NATO negotiated with the government on behalf of council tenants in relation to rents and organised several large rent strikes.
When CATU launched last year, they started out knocking on doors in Dublin 1, an area where some members were already active through a group called Dublin Central Housing Action, says Kiersey.
A lot of people they called in to were interested but some were still reluctant to get involved, she says. “A lot of people feel threatened by landlords and high rent to the extent that they don’t want to rock the boat.”
Others were keen to sign up. There is a general sense of anxiety among renters about what the future holds, says Kiersey. “That is why during lockdown we gained a lot of members, people want to have a way to fight back,” she says.
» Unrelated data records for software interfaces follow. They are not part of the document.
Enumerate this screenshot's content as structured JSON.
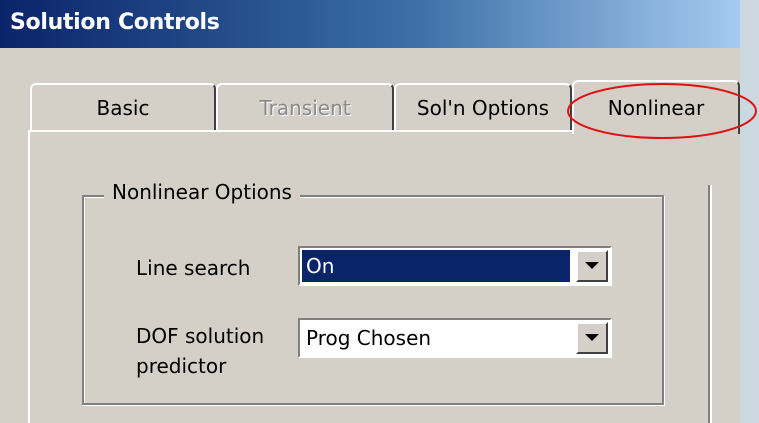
{
  "window": {
    "title": "Solution Controls"
  },
  "tabs": [
    {
      "label": "Basic",
      "state": "normal"
    },
    {
      "label": "Transient",
      "state": "disabled"
    },
    {
      "label": "Sol'n Options",
      "state": "normal"
    },
    {
      "label": "Nonlinear",
      "state": "active"
    }
  ],
  "nonlinear_options": {
    "group_title": "Nonlinear Options",
    "line_search": {
      "label": "Line search",
      "value": "On"
    },
    "dof_predictor": {
      "label_line1": "DOF solution",
      "label_line2": "predictor",
      "value": "Prog Chosen"
    }
  },
  "icons": {
    "dropdown": "chevron-down-icon"
  },
  "colors": {
    "titlebar_start": "#0a246a",
    "titlebar_end": "#a6caf0",
    "dialog_face": "#d4d0c8",
    "selection": "#0a246a",
    "annotation": "#e01010"
  }
}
The idea is building community power and tenant power, says Kiersey.
Those tenants unions have toolkits like templates for letters to write to landlords or local authorities and resources that they are happy to share , which is very helpful, says Maher, who recently joined CATU.
Since Covid-19 the situation is getting worse for many renters, he says. Unless the eviction ban is coupled with a rent arrears amnesty, it is merely a “band-aid solution”, says Maher.
At the moment the ban on evictions is in place until 20 July. Any tenants who cannot pay their full rent are running up arrears and that is a ground for eviction at a later date.
The Department of Housing didn’t respond in time for publication to queries about the eviction ban and rent arrears.
Activism can be draining and often people get burned out, says Maher. “The idea behind it being a union is that some people can take steps back and other people can step forward.”
Often activists end up paying for things like printing out of their own pockets, which is ultimately not sustainable, says Kiersey. So CATU is charging a membership fee starting from €5 per month.
“It’s like a trade union in your work, you pay membership dues to resource the campaigns,” she says.